2014 SCC 43
The accused in this case had been charged with child pornography after Saskatoon police obtained the subscriber information for his IP address from Shaw, his Internet service provider. The police had requested Shaw to voluntarily provide the information without their having obtained a warrant, citing s. 7(3)(c.1)(ii) of the Personal Information Protection and Electronic Documents Act (“PIPEDA”), and Shaw complied. The accused sought to have the evidence from Shaw’s voluntary disclosure excluded under s.24(2) of the Charter, claiming that the request without judicial authorization for his subscriber information was an unreasonable search and seizure contrary to s.8 of the Charter.

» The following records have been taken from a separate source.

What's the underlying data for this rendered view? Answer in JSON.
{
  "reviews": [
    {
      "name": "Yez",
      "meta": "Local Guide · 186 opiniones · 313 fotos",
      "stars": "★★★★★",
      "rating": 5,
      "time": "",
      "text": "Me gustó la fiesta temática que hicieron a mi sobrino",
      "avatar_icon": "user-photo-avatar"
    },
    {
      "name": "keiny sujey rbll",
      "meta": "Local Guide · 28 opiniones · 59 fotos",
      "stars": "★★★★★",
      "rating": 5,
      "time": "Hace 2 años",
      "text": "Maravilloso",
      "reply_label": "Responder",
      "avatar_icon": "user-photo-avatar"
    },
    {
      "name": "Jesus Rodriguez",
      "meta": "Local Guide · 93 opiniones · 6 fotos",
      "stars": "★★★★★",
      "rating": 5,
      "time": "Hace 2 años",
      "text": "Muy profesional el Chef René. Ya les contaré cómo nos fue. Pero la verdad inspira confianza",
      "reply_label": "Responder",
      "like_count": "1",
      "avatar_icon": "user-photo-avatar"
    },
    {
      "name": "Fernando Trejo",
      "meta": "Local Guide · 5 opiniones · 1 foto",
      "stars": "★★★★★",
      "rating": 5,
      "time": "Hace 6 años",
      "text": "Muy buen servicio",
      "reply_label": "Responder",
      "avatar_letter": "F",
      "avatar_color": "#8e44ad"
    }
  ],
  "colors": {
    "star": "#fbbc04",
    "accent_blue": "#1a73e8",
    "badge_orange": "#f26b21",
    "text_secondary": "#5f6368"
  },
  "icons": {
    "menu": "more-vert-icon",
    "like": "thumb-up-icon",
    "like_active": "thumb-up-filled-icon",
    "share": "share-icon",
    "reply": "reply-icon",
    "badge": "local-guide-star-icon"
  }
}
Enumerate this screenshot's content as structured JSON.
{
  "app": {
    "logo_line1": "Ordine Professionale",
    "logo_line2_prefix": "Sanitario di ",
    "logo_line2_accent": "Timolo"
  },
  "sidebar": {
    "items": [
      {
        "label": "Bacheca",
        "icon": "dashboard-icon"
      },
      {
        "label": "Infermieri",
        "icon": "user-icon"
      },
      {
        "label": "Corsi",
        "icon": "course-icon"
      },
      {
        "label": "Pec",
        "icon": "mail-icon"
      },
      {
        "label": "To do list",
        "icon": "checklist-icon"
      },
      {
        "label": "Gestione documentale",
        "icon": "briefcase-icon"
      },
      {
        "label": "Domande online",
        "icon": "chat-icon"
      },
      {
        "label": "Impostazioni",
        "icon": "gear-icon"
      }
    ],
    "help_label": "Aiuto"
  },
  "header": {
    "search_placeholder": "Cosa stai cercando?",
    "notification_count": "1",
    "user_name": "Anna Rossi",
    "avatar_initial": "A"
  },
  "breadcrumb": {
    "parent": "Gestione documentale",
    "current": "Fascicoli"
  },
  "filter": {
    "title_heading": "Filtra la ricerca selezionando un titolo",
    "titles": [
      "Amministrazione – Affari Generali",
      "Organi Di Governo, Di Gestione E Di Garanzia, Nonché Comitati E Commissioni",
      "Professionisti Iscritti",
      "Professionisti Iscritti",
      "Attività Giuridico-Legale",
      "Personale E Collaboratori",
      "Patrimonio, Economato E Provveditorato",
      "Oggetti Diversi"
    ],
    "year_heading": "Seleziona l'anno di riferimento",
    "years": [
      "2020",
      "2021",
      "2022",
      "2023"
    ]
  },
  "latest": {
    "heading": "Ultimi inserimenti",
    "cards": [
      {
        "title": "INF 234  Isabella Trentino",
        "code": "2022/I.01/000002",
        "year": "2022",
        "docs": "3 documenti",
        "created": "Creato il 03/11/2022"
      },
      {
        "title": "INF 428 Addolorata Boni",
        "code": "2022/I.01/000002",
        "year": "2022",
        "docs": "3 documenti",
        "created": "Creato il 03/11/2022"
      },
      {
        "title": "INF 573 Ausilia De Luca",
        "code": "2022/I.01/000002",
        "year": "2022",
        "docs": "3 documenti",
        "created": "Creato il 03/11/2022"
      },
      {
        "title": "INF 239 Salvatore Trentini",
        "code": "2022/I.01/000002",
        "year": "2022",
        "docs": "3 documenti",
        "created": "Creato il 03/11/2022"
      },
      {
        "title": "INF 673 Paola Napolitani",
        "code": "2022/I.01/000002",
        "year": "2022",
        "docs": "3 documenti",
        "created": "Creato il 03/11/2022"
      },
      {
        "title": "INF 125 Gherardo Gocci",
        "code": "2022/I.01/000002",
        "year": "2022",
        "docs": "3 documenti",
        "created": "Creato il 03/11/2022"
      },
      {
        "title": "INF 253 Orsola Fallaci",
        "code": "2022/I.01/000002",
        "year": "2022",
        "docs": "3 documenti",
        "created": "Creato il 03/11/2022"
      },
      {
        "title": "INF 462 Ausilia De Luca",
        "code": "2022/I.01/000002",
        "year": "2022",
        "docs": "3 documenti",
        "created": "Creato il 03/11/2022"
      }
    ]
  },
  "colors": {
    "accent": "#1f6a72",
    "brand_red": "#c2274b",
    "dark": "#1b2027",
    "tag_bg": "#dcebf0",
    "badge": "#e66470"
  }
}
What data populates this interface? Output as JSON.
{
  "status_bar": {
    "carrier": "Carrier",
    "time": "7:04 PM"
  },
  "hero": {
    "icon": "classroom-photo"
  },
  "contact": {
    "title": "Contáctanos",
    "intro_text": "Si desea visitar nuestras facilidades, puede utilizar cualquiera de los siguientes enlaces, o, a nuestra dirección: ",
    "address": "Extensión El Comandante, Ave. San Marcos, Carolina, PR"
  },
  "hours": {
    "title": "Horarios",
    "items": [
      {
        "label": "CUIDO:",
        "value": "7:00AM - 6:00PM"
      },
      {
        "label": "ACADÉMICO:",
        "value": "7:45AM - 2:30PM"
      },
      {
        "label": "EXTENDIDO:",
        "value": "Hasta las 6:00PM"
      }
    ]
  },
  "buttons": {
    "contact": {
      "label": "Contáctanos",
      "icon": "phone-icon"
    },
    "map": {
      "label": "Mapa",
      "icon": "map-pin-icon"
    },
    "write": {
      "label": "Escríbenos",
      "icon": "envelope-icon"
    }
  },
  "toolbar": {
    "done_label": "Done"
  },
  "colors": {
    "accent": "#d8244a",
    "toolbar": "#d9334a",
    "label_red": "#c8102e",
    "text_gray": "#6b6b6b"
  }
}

The Supreme Court held that a user will have a reasonable expectation of privacy in the information provided by Shaw, which was not ‘merely’ subscriber information but the identity of an Internet user connected to specific, monitored Internet activity. This interest engaged the anonymity aspect of the accused’s informational privacy interest. The statutory and contractual framework in this case was unclear, but could not be determinative of the accused’s privacy interest. As a result of the reasonable expectation of privacy, the request for voluntary disclosure constituted a search. As the search was not conducted under any police power under the Criminal Code or granted by PIPEDA, its conduct violated the Charter. In this case, however, the balance of societal interests in having the case tried on its merits outweighed the interests of the accused in having the evidence excluded, and the admission of the evidence was upheld.
Faculty of Law Research and Commentary discussing R v. Spencer
Kent Roach, “Determining the seriousness of the violation under section 24(1) of the Charter,” (2014) 61 CLQ 157.
|2013/05/15||Appellant – Matthew David Spencer|
|2013/07/07||Respondent – Her Majesty the Queen|
|2013/08/23||Intervener – Privacy Commissioner of Canada|
|2013/09/25||Intervener – Attorney General of Ontario|
|2013/09/20||Intervener – Attorney General of Alberta|
|2013/09/26||Intervener – Director of Public Prosecutions|
|2013/09/23||Intervener – Criminal Lawyers Association of Ontario|
|2013/09/26||Intervener – Canadian Civil Liberties Association|